Published weekly from 24 January 1968 (Vol. 1, no. 1) to 24 December 1968 (Vol. 1, no. 49) as San Francisco Express Times. Continued after as Good Times. Published at 15 Lafayette Street, San Francisco by the Trystero Company. Printed by Waller Press.

Included eleven poems by Brautigan: "The Pill versus The Springhill Mine Disaster," "The Day they Busted the Grateful Dead," "All Watched Over by Machines of Loving Grace," "Discovery," "At the California Institute of Technology," "Boo, Forever," "The Sidney Greenstreet Blues," "The Flowerburgers Part 4," "A Baseball Game Part 7," "December 24," and "The Garlic Meat Lady."
"Insane Asylum" Part 8
Baudelaire went
to the insane asylum
disguised as a
psychiatrist.
He stayed there
for two months
and when he left,
the insane asylum
loved him so much
that it followed
him all over
California,
and Baudelaire
laughed when the
insane asylum
rubbed itself
up against his
leg like a
strange cat.
"My Insect Funeral" Part 9
When I was a child
I had a graveyard
where I buried insects
and dead birds under
a rose tree.
I would bury the insects
in tin foil and match boxes.
I would bury the birds
in pieces of red cloth.
It was all very sad
and I would cry
as I scooped the dirt
into their small graves
with a spoon.
Baudelaire would come
and join in
my insect funerals,
saying little prayers
the size of
dead birds.
In addition to the specific reviews detailed below, commentary about this book may also be included in General Reviews of Brautigan's work and his place in American literature, or reviews of his Collections.

Bokinsky, Caroline J. "Richard Brautigan." Dictionary of Literary Biography.
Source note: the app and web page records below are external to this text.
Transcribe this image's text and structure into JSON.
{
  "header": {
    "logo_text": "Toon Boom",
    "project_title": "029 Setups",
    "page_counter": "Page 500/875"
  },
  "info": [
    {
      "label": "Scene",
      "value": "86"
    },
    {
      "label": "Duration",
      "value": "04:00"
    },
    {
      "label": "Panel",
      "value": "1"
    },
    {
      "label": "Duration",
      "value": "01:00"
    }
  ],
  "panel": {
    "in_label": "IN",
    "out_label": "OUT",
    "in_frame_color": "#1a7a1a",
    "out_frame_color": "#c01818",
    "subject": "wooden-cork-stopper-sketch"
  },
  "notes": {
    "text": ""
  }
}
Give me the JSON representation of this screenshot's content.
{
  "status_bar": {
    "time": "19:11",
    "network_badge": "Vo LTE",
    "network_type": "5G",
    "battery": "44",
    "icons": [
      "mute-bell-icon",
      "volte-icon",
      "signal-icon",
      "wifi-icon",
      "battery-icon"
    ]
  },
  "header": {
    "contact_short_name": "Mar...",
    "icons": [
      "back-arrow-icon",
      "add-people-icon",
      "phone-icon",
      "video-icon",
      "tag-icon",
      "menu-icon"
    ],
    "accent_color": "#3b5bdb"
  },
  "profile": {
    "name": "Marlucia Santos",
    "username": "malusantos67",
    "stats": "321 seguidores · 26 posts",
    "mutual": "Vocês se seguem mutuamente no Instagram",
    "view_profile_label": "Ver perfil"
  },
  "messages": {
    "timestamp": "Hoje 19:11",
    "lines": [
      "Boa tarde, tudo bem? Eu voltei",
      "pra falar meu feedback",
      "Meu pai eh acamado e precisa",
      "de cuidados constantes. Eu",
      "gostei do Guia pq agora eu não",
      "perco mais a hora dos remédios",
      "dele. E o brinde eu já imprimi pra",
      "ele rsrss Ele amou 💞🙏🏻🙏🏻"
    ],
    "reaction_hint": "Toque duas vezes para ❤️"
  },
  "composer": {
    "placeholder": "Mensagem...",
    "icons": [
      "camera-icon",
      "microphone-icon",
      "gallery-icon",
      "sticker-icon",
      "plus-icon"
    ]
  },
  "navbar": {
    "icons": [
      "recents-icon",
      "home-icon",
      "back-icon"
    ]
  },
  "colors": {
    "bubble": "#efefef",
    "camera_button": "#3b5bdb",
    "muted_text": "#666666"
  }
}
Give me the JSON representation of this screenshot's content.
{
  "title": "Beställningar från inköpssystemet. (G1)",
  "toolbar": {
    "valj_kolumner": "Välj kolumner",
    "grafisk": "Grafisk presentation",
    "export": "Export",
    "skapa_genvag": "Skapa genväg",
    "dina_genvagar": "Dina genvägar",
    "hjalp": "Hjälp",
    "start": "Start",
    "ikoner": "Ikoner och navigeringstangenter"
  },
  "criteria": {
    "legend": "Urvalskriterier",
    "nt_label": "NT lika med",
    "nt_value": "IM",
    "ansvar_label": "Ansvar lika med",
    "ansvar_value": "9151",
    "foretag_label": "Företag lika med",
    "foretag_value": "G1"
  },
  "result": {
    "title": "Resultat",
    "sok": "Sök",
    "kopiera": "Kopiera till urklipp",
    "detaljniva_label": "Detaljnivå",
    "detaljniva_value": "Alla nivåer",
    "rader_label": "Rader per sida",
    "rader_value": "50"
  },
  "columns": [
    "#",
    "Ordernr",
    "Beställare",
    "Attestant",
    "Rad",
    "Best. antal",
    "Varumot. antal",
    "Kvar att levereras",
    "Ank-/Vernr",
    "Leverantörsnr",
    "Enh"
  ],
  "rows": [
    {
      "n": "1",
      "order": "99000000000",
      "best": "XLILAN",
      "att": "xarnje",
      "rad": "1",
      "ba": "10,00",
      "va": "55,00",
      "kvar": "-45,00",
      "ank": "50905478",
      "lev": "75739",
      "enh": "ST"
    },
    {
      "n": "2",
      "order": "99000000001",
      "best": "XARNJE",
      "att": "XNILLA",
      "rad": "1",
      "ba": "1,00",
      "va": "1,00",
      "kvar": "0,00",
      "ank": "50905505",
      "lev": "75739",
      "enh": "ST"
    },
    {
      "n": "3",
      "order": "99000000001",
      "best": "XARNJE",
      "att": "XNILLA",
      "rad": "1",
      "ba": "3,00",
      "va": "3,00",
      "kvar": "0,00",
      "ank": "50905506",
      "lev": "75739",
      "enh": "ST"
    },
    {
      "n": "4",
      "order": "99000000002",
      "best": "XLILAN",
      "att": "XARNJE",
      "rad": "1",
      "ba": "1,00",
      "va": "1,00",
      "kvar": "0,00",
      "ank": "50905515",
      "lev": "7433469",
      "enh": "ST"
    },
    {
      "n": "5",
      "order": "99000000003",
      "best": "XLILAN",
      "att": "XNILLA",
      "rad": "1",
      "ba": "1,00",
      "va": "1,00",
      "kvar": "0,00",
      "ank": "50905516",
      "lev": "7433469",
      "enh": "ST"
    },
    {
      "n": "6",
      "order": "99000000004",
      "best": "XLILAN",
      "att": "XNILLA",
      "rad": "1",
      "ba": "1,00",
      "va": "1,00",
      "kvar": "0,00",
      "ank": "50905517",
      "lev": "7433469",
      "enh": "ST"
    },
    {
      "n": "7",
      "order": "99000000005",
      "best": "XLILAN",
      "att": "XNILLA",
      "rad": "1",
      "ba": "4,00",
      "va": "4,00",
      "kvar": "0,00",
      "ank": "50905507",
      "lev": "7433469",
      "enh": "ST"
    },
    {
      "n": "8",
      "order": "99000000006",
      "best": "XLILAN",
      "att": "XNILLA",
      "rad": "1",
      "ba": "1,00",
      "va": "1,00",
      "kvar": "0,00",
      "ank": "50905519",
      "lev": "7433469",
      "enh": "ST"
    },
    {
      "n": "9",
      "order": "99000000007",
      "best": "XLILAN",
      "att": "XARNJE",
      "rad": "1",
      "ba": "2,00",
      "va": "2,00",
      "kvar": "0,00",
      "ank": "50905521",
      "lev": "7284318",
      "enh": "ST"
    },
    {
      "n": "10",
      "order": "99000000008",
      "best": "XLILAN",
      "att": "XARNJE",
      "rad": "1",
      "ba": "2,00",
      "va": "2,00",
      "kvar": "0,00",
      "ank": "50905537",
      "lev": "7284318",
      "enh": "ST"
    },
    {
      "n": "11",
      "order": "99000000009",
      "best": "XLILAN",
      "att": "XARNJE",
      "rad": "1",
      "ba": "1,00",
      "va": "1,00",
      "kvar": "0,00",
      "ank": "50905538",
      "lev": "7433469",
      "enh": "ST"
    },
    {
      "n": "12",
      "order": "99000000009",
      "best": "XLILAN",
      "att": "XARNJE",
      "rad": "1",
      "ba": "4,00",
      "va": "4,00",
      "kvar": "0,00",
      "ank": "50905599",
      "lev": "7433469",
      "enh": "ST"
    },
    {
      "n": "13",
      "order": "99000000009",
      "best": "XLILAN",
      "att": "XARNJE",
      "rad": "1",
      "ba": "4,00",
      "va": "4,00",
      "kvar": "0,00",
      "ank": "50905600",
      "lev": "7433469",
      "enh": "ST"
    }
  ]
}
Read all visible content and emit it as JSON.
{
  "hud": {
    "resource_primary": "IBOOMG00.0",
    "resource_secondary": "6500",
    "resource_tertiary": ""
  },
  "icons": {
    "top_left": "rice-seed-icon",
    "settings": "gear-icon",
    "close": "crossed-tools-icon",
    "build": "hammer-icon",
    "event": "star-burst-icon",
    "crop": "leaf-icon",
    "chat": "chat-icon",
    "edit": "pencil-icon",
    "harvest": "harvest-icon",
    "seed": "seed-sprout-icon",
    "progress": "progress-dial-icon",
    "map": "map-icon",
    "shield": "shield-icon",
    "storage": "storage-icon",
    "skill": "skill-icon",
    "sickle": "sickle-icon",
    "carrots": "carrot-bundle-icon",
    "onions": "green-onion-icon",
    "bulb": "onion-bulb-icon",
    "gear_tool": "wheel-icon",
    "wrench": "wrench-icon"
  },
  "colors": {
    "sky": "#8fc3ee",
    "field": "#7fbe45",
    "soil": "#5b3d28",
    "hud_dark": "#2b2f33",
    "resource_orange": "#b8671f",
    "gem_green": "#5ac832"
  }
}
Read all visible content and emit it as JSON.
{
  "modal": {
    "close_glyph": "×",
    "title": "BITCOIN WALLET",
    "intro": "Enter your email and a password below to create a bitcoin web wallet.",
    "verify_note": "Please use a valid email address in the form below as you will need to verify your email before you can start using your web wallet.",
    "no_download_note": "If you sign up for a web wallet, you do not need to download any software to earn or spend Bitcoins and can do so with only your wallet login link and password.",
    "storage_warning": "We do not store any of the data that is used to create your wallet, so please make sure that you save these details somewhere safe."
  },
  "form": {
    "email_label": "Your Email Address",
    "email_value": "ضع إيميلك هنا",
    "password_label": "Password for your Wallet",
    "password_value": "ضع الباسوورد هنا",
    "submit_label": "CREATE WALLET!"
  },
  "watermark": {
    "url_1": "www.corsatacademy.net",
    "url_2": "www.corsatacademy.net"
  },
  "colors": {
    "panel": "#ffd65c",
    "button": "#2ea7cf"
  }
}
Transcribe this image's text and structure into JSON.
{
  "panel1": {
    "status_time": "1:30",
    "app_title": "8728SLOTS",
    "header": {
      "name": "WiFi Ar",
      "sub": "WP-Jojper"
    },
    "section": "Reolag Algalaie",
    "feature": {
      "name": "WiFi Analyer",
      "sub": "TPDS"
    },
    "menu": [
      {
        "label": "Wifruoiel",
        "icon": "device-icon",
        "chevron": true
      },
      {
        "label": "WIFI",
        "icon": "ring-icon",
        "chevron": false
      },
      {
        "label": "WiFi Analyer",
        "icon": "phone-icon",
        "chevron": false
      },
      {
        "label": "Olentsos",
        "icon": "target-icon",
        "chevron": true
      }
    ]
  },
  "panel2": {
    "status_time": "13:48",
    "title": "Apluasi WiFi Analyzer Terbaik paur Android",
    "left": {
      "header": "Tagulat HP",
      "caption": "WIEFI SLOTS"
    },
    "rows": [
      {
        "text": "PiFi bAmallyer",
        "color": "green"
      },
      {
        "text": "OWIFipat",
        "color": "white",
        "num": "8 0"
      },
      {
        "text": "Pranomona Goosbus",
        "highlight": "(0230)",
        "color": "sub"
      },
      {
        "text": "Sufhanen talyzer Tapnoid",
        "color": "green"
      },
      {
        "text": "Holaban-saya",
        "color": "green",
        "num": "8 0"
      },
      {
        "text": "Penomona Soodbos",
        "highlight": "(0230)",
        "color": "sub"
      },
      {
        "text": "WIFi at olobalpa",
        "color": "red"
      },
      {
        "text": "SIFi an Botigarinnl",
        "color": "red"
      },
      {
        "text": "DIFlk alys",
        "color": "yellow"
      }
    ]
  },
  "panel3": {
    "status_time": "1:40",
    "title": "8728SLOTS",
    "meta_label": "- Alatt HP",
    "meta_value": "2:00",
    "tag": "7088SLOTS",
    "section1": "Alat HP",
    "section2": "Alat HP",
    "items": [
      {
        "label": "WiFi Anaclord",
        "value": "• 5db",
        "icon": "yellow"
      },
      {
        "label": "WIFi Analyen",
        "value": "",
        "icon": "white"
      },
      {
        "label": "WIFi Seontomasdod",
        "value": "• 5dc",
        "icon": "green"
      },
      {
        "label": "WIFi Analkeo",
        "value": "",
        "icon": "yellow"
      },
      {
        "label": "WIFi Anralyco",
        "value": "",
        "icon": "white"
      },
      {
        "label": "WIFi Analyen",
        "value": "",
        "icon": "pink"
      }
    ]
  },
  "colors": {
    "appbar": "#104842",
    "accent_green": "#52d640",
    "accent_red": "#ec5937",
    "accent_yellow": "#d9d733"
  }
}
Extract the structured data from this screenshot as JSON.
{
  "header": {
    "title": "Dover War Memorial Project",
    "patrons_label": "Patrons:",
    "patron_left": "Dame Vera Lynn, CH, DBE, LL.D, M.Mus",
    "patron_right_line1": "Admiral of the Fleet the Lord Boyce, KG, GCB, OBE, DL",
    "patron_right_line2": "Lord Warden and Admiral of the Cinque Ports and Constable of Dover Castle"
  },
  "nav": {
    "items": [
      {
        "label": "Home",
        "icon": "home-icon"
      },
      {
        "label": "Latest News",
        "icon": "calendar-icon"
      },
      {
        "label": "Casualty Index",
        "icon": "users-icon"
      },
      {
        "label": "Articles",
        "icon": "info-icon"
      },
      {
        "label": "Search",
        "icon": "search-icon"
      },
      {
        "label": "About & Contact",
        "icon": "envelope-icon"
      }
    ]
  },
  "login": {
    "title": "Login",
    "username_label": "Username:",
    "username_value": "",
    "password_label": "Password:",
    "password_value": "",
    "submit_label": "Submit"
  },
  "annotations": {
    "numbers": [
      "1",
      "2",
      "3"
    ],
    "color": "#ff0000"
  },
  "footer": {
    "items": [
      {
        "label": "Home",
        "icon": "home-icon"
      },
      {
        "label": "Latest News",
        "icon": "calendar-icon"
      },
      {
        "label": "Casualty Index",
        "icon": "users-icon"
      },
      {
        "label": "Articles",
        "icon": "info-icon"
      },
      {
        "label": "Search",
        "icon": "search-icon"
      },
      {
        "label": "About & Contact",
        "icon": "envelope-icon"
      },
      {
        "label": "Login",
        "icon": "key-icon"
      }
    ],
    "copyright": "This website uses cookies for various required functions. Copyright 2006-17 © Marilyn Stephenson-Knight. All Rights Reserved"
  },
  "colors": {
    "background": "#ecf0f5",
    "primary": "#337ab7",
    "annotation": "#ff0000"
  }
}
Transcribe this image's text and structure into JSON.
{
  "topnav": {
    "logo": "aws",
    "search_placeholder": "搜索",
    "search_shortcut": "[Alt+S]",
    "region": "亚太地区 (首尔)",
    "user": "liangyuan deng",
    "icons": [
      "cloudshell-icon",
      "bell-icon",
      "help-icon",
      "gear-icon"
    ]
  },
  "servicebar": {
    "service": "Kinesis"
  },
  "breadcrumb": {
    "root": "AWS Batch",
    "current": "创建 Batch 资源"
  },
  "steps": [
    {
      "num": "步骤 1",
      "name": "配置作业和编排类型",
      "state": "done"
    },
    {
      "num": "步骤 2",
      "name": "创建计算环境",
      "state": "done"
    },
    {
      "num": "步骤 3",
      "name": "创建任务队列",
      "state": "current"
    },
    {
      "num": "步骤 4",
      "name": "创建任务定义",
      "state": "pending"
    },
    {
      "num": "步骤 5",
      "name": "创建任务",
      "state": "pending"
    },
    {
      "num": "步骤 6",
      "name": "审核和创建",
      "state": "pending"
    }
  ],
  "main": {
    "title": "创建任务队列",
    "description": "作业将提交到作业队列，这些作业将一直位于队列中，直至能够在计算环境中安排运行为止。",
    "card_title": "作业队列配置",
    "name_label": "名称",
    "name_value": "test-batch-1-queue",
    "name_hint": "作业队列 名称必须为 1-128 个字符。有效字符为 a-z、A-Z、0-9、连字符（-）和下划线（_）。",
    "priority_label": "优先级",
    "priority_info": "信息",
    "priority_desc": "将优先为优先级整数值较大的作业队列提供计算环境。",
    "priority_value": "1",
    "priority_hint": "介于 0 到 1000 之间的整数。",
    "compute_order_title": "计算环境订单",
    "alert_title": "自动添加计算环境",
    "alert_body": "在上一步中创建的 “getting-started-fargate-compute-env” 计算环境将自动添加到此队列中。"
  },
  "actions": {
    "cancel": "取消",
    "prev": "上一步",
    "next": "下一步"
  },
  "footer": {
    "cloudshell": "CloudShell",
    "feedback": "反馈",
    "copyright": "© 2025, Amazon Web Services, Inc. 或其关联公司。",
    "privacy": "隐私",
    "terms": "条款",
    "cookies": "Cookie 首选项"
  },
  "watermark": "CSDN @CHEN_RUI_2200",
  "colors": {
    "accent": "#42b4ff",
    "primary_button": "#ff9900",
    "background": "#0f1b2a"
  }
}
Vol. 5: American Poets Since World War II. Ed. Donald J. Greiner. Detroit: Gale Research Company, 1980. 96-99.
Critical comments on The Return of the Rivers, The Galilee Hitch-Hiker, Lay the Marble Tea, The Octopus Frontier, All Watched Over by Machines of Loving Grace, The Pill versus The Springhill Mine Disaster, Rommel Drives on Deep into Egypt, Loading Mercury with a Pitchfork, and June 30th, June 30th. Also provides some biographical and bibliographical information. Says The Return of the Rivers "is an observation of the external world as a surreal, romanticized setting in which the cycle of life is exemplified in the river, sea, rain, and ocean."

READ the full text of this review.
Sorrentino, Gilbert. "Ten Pamphlets." Poetry April 1968: 56-61.
Reviews ten small publications, including The Galilee Hitch-Hiker, of which he says
It might be useful to note that these poems have a sense of "camp" about them, clearly manifested, and much more intriguing than what is now going down as wit. . . . But they are very subtle and literary, and function dryly. (59)
READ the full text of the reference to Brautigan.